TASK DIRECTIONS: Lines containing the string "icon": how many are there below? Answer with the number only.

MATERIALS PROVIDED:
※ ※ ※
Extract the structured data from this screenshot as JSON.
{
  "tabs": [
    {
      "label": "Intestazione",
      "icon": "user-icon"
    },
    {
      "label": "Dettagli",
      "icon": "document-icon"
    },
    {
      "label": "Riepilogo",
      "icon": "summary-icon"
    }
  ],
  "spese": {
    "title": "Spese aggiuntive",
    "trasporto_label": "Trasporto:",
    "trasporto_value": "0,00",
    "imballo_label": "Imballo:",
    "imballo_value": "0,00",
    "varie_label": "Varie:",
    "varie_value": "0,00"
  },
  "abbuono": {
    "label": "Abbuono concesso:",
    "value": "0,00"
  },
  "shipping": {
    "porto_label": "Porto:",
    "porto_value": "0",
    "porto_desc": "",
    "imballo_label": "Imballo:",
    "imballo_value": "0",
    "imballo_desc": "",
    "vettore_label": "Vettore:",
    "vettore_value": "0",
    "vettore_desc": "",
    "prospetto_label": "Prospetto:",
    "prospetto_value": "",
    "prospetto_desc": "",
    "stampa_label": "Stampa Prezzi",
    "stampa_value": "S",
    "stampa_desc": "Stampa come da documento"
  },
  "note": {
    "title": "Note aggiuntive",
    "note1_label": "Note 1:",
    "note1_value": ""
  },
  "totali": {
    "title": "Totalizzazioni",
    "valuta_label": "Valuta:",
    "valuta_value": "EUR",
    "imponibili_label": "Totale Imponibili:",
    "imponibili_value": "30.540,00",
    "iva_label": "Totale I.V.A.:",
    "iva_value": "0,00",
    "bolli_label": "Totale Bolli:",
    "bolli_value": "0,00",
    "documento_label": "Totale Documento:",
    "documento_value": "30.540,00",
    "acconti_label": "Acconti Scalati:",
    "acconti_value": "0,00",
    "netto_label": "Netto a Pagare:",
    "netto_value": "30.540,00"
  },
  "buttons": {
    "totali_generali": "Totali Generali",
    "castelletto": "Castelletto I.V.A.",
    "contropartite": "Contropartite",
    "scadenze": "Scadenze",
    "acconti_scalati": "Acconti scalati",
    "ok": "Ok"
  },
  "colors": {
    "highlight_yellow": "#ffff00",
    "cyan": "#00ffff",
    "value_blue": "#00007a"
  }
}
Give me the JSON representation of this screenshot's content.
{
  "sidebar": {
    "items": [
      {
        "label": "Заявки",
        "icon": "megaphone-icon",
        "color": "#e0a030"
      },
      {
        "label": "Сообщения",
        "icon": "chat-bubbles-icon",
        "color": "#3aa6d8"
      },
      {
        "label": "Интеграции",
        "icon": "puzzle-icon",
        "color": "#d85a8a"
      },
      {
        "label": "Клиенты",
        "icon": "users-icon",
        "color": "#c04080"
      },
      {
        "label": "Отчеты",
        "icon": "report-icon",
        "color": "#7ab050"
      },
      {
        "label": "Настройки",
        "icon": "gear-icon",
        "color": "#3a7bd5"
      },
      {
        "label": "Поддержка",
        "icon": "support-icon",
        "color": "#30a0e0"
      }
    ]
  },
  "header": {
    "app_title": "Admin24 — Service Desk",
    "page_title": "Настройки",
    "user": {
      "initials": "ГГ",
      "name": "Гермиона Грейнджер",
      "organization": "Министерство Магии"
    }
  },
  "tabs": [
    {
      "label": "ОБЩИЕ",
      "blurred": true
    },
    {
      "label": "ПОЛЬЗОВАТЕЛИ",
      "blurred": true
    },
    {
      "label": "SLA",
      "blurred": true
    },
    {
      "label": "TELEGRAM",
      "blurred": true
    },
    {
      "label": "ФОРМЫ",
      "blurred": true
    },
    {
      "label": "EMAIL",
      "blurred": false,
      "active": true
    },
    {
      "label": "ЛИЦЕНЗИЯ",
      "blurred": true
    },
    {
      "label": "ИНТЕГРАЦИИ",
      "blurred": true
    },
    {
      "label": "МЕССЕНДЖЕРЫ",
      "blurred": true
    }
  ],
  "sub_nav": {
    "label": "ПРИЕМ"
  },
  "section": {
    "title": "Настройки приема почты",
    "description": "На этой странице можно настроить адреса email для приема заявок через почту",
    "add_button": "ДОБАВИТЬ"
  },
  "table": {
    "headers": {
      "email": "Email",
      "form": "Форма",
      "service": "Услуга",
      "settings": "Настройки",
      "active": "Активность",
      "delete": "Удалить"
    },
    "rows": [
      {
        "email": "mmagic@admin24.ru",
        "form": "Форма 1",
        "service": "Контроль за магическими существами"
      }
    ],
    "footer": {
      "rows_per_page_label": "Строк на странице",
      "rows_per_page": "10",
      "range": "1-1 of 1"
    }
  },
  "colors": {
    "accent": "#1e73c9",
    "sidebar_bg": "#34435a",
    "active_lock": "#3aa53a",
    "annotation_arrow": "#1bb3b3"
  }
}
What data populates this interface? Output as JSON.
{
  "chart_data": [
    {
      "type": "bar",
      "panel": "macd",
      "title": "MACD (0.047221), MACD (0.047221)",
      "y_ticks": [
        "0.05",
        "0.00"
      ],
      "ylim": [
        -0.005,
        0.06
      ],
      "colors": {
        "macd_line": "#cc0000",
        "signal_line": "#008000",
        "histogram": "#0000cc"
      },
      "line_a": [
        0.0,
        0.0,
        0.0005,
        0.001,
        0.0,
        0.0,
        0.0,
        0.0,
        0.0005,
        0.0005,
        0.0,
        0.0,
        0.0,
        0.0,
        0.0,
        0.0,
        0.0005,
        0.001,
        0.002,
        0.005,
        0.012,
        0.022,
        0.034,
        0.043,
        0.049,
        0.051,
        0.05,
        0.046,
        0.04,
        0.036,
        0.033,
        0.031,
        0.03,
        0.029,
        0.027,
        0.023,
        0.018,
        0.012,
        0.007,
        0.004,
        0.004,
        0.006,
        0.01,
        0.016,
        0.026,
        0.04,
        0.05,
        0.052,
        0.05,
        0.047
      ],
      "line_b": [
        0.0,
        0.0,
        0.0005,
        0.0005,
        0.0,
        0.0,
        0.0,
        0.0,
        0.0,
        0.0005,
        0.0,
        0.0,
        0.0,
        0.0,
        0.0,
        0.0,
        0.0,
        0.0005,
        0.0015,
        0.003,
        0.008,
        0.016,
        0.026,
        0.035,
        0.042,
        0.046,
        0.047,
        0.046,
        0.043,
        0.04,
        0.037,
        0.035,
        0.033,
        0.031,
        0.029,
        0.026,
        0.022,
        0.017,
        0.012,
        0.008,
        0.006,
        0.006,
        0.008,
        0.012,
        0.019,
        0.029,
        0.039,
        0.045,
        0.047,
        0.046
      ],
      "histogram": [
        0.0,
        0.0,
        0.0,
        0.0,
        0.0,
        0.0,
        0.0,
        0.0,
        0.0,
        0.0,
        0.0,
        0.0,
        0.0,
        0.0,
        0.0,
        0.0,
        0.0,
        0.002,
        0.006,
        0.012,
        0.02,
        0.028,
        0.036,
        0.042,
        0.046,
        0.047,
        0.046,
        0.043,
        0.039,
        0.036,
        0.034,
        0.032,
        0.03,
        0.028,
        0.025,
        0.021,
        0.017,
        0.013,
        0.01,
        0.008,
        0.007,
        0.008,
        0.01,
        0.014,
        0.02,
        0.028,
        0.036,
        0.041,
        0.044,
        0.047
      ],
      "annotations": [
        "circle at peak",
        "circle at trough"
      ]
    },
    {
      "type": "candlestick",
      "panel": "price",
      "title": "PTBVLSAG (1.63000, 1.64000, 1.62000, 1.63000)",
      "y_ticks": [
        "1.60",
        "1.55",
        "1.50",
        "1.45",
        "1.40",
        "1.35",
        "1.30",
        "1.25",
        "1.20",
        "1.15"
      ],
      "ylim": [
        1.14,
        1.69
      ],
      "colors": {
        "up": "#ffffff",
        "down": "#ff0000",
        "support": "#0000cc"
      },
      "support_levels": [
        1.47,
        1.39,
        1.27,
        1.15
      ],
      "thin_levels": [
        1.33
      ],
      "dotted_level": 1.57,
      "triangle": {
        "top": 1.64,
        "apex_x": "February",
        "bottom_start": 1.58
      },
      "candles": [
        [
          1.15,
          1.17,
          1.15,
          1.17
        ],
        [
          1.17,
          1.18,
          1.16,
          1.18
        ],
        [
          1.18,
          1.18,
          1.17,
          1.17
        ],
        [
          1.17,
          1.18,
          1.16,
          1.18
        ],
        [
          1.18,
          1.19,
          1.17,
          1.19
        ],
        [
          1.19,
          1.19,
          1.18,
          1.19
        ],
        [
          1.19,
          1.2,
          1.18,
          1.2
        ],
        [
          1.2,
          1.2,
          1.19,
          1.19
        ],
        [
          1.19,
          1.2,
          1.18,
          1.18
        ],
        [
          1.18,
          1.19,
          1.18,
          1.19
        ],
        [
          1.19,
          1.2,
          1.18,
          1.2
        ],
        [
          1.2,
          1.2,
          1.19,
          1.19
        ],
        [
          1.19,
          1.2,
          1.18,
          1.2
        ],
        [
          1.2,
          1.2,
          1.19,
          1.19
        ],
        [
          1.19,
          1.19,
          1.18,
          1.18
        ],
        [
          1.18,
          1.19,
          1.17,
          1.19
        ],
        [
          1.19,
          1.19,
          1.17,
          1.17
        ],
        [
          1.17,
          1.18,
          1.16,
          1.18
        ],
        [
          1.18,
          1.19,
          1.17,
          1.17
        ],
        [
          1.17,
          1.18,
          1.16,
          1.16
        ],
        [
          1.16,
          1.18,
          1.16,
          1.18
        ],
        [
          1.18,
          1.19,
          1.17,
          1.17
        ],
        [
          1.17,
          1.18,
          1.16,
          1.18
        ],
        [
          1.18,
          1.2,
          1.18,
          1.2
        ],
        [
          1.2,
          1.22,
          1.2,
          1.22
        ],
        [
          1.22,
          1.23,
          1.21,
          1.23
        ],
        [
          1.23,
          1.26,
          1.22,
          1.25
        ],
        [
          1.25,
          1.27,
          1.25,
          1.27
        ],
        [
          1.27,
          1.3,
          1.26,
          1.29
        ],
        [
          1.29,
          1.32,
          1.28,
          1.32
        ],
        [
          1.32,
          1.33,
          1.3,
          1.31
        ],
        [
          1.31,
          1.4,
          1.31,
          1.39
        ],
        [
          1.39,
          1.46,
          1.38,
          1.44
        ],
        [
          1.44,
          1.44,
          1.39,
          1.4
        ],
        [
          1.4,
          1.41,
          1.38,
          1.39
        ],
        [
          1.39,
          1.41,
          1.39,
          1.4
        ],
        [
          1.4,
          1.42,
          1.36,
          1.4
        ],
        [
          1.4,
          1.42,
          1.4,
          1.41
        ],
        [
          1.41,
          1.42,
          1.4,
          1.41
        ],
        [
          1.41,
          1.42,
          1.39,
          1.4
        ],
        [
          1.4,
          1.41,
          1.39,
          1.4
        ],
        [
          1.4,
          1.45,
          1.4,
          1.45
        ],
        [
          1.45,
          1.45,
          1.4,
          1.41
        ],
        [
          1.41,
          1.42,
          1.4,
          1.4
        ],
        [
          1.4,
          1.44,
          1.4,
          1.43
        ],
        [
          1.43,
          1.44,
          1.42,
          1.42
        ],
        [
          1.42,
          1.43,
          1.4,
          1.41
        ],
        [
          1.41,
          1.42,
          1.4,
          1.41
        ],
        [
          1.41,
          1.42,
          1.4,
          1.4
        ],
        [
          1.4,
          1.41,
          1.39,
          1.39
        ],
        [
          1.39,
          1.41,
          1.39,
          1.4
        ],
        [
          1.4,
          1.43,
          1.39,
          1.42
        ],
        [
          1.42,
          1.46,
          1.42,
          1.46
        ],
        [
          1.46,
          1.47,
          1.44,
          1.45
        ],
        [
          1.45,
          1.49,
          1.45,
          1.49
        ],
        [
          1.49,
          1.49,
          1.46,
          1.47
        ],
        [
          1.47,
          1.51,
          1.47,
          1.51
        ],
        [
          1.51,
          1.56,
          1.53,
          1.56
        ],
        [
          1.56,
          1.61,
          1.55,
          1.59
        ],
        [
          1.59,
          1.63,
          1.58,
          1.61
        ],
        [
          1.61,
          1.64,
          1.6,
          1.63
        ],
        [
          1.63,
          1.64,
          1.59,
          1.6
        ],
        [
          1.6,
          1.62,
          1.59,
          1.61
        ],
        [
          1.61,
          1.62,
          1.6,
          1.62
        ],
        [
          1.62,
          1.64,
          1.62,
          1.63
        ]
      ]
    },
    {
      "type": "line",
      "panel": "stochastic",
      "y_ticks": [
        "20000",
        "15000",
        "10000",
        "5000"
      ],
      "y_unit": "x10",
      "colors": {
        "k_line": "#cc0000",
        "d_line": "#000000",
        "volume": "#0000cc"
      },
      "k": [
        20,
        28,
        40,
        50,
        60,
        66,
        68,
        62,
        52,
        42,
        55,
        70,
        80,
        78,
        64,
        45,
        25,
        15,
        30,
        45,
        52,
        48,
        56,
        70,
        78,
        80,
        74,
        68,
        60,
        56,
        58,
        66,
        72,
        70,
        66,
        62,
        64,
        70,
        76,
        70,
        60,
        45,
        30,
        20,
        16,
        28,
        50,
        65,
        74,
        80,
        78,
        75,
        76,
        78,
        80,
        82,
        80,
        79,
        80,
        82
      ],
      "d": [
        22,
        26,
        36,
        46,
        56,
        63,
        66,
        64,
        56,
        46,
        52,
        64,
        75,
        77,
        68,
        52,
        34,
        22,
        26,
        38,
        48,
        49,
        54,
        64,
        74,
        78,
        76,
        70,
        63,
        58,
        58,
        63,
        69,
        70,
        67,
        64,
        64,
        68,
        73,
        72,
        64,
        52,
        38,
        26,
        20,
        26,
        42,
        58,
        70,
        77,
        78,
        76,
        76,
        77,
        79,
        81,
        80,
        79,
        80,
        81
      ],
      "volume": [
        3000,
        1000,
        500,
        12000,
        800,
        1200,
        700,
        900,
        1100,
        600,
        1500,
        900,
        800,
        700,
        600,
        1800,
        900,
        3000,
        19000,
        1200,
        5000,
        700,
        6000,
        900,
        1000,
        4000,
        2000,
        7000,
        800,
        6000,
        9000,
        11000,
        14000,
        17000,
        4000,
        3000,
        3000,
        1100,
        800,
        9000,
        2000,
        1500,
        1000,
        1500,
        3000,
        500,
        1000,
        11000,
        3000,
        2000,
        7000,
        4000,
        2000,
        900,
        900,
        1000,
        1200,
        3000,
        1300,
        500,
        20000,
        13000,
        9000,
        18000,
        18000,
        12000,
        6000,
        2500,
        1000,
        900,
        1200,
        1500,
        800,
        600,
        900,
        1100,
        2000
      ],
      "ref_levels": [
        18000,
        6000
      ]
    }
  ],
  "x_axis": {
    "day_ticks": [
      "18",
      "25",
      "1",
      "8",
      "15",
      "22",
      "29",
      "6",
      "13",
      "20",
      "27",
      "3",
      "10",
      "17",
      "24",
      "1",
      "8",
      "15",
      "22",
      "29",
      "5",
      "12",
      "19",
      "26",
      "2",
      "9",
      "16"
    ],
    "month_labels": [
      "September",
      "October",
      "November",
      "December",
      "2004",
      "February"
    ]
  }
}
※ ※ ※
SOLUTION FOR THIS PROBLEM: 10